* Requirement
In the listing below, locate the lines that hold "mention" and copy them.

<<<<

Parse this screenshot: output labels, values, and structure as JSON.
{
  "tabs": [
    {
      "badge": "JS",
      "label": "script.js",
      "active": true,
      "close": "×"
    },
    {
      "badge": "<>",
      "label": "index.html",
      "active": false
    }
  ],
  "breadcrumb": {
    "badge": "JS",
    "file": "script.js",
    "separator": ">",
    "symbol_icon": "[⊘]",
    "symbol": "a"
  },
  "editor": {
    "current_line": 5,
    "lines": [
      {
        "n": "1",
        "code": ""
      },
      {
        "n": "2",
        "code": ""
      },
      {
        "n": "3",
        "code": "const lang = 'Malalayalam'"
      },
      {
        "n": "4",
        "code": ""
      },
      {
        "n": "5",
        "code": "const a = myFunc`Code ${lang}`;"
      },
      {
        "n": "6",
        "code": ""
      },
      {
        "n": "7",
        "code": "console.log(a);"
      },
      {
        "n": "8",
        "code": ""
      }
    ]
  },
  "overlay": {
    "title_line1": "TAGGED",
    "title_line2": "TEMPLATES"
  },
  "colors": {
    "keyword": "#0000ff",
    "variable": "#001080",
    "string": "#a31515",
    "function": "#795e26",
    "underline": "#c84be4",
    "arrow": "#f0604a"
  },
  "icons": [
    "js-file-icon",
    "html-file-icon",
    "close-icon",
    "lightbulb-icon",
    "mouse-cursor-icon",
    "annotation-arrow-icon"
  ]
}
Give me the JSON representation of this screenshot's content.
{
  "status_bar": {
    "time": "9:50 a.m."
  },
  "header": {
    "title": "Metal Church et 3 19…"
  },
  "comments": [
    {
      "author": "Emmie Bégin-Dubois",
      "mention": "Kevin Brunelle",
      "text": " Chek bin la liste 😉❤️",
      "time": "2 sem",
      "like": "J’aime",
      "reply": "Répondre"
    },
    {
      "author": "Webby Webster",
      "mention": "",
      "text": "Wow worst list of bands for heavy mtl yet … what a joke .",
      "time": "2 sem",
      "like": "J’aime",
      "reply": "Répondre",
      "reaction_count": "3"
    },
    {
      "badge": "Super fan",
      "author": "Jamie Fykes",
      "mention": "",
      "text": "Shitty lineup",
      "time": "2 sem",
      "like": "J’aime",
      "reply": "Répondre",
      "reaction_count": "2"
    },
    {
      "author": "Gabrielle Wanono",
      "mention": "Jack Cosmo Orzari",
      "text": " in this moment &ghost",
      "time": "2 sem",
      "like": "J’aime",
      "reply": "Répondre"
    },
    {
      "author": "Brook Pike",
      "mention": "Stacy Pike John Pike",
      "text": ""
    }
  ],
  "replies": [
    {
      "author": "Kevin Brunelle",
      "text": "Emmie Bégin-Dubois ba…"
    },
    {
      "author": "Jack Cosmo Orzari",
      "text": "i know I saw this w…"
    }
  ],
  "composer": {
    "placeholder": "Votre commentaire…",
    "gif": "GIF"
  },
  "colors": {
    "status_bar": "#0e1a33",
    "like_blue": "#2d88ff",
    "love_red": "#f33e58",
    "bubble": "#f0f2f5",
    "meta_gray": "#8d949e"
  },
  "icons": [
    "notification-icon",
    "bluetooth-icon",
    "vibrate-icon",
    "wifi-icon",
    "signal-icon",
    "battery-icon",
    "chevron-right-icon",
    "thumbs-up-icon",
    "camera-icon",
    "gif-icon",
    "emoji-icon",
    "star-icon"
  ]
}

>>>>
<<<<

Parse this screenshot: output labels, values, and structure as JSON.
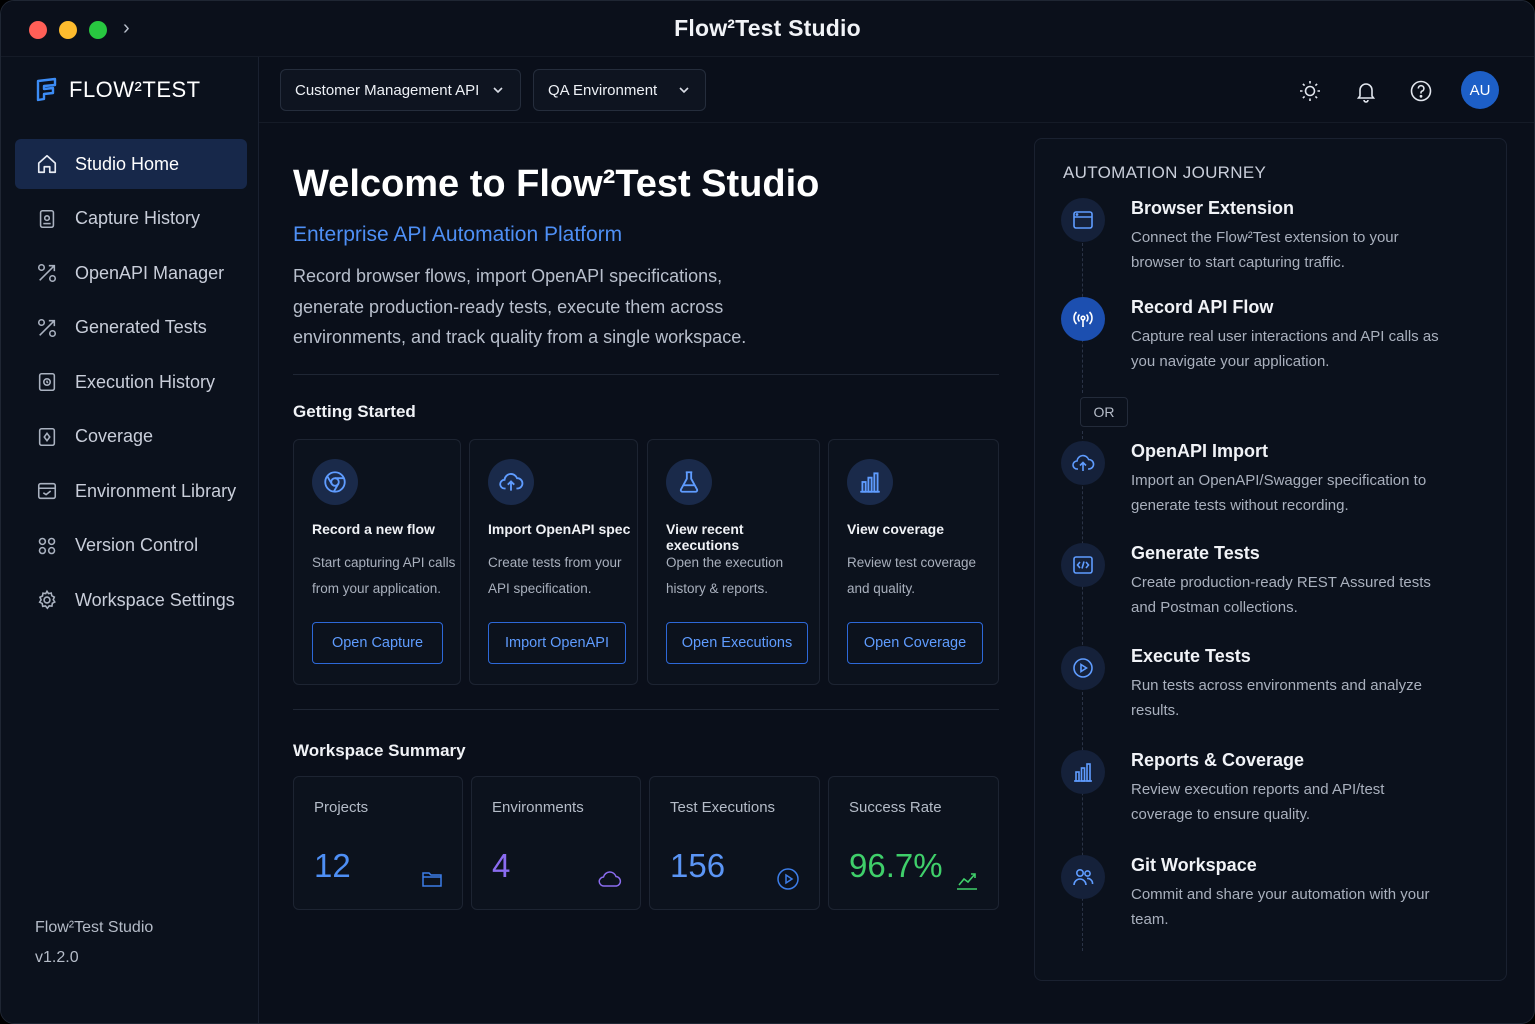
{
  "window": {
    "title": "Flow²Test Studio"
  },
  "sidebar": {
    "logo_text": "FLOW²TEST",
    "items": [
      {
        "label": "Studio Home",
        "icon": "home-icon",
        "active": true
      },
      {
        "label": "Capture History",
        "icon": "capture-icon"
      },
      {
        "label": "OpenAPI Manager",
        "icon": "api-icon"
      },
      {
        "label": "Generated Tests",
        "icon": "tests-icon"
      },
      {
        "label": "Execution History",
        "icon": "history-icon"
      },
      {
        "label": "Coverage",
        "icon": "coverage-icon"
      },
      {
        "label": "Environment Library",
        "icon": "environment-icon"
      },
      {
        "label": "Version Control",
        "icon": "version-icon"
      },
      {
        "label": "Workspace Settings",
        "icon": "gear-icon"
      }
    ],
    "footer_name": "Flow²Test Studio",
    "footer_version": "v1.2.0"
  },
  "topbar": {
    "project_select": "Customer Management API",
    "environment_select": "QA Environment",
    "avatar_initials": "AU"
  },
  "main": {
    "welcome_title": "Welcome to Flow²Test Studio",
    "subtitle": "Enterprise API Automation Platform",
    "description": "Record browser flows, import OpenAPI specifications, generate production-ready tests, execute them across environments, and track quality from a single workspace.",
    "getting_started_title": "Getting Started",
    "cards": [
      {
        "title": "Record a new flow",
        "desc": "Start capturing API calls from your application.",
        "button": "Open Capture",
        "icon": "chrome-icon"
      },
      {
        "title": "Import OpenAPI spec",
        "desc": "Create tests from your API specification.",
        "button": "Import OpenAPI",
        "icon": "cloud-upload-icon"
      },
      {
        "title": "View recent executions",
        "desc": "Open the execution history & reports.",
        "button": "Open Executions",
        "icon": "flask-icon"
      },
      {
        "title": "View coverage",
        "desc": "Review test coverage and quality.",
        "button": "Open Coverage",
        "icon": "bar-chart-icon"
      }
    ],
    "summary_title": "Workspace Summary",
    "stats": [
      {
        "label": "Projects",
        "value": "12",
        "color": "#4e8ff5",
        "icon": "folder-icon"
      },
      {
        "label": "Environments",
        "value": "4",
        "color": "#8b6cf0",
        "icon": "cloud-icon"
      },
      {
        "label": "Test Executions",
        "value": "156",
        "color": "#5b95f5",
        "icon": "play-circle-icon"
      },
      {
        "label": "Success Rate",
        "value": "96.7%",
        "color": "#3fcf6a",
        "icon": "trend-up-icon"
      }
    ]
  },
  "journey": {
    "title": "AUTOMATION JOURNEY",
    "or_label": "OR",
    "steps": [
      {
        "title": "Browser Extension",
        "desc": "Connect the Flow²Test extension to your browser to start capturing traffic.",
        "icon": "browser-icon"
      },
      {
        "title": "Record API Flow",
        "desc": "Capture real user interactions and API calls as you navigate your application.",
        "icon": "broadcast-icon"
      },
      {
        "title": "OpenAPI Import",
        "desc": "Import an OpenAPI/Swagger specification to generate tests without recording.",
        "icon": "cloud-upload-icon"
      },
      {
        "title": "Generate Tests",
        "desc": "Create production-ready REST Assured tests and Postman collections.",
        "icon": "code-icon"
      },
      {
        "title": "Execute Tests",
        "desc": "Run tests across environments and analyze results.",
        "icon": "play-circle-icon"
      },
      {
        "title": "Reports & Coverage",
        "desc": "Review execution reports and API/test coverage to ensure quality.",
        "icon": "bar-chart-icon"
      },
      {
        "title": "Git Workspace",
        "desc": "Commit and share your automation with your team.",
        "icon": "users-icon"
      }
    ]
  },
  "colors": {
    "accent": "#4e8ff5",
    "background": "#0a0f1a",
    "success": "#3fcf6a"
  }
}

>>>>
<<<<

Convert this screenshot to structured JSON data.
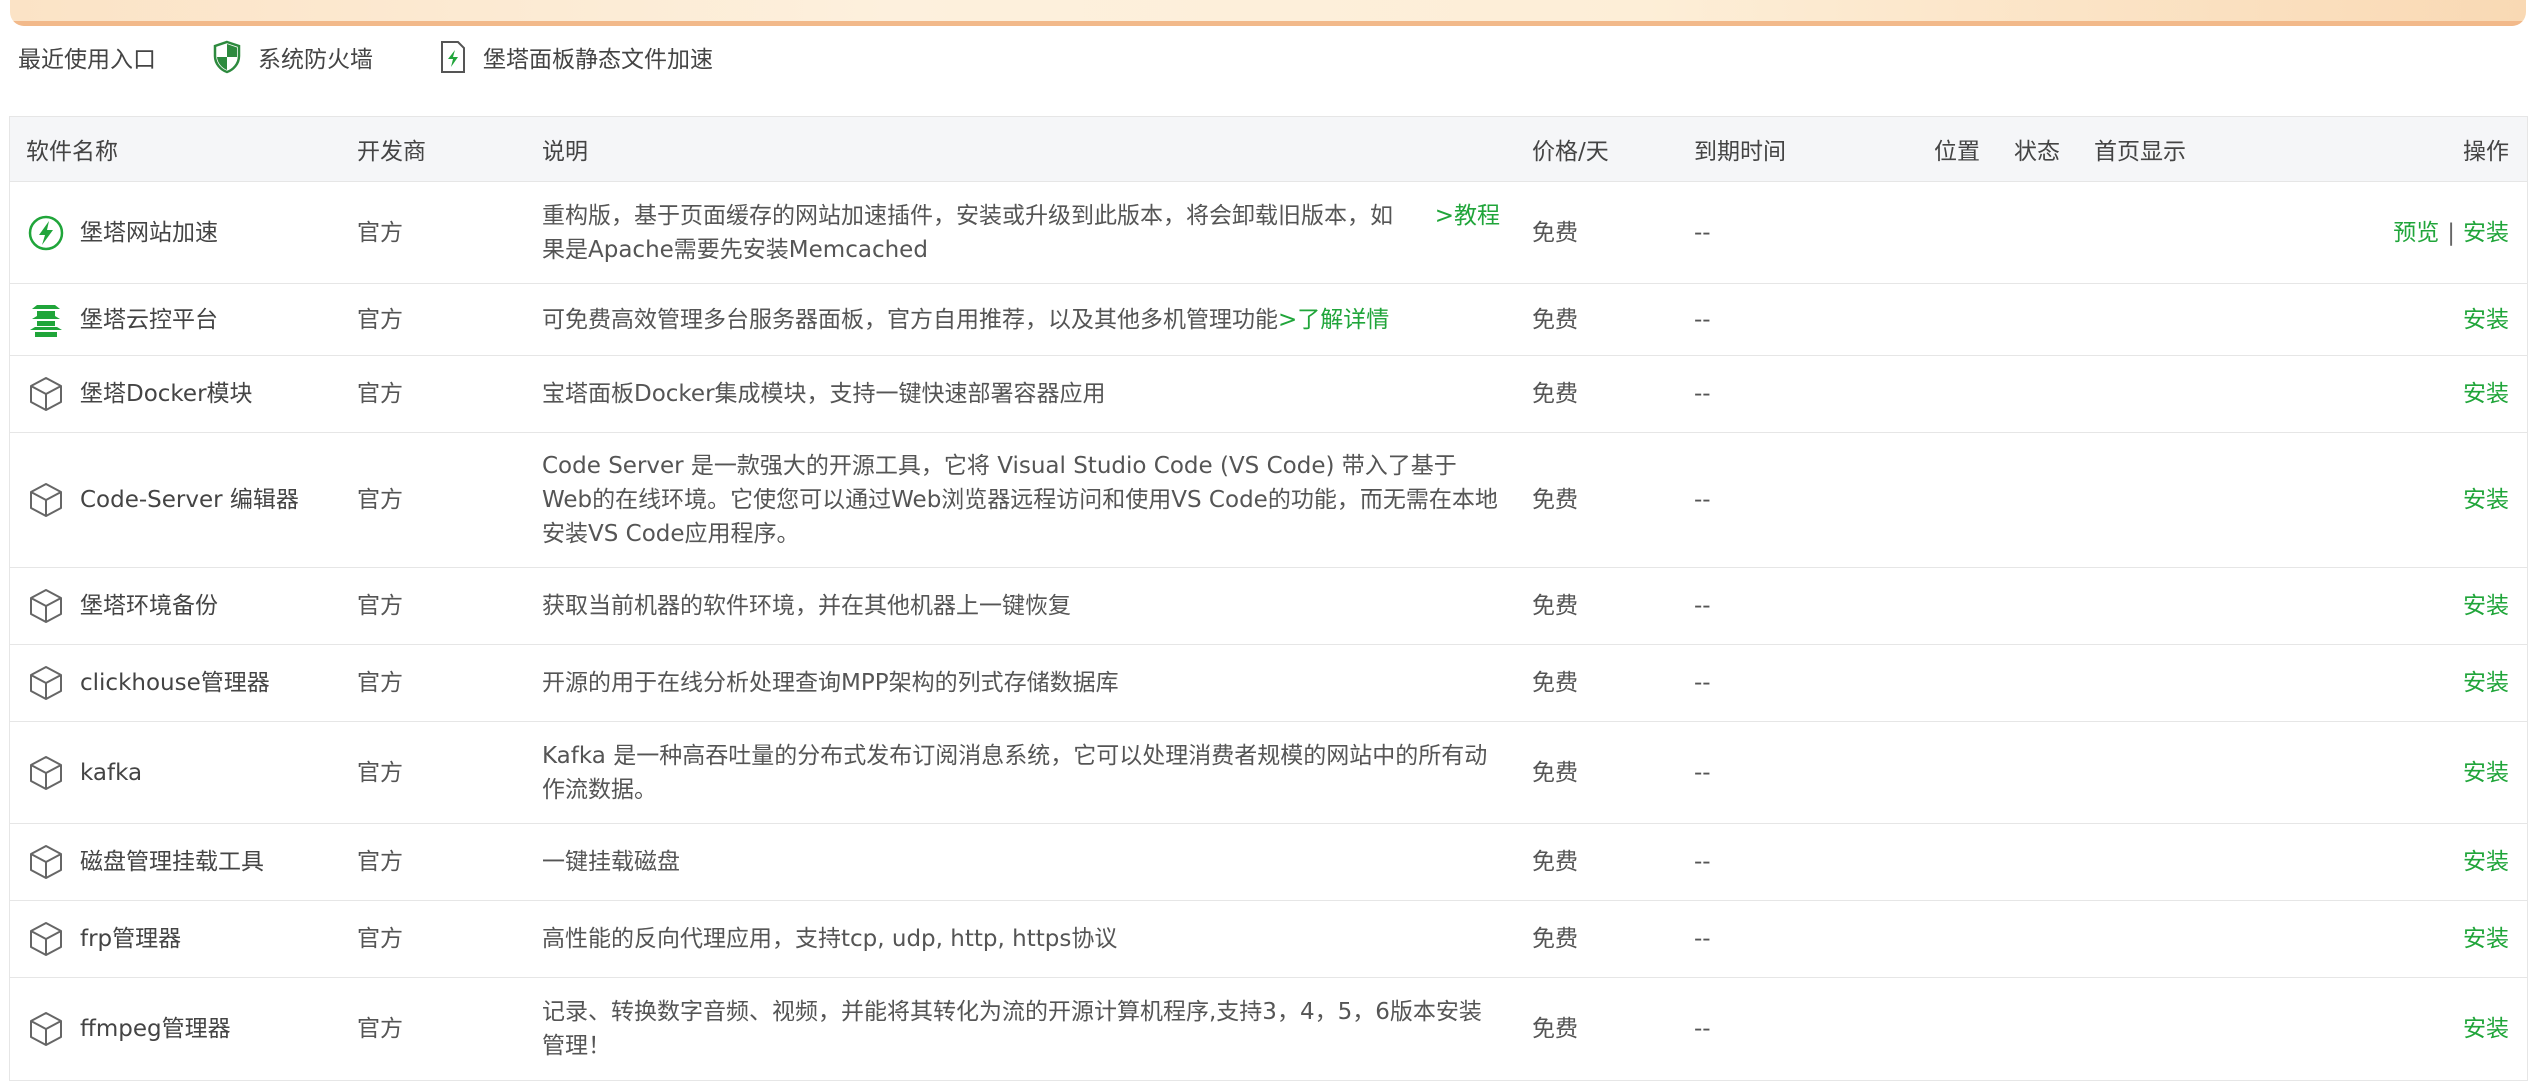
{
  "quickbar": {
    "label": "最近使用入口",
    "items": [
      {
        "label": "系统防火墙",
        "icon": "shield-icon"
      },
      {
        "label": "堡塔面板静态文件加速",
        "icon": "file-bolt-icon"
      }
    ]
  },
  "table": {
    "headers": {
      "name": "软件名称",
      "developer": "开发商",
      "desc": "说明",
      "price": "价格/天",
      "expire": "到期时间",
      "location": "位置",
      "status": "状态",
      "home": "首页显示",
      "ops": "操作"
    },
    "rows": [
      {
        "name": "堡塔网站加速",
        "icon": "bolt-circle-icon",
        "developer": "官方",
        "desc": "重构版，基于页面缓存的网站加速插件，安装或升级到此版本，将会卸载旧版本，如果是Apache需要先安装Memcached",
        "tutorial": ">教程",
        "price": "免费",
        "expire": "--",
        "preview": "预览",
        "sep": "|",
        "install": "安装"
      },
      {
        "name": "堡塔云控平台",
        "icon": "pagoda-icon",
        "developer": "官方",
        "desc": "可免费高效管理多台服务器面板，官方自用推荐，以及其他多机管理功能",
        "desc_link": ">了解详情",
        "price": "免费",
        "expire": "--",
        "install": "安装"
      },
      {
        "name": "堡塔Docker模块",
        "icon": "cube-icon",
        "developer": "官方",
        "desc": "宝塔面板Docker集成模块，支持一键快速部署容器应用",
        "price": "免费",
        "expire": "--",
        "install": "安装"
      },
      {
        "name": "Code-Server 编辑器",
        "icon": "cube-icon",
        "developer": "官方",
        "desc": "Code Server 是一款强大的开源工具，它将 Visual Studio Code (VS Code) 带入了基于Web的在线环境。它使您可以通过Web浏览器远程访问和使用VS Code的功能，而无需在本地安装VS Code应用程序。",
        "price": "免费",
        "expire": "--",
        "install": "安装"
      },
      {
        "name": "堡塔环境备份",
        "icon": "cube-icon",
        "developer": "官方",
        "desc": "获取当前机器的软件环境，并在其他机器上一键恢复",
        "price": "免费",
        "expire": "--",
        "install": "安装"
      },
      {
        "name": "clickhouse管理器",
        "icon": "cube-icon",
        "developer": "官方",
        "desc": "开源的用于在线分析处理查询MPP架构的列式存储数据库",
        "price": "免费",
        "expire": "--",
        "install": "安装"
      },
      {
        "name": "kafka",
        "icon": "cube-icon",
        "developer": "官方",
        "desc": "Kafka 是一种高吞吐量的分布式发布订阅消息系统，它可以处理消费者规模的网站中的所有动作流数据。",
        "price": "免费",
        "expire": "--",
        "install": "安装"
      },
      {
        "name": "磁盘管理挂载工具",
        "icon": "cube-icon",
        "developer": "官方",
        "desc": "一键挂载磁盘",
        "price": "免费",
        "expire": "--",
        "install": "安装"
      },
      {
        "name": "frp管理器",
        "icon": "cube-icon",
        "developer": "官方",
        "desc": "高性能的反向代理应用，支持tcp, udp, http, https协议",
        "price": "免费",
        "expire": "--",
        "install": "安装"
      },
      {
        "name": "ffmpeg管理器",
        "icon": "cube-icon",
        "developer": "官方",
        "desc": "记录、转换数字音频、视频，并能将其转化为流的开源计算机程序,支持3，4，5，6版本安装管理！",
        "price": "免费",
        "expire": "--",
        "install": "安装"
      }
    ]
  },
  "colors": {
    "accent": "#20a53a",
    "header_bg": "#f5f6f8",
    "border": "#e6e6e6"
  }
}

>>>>

* Output for this task
      "mention": "Kevin Brunelle",
      "mention": "",
      "mention": "",
      "mention": "Jack Cosmo Orzari",
      "mention": "Stacy Pike John Pike",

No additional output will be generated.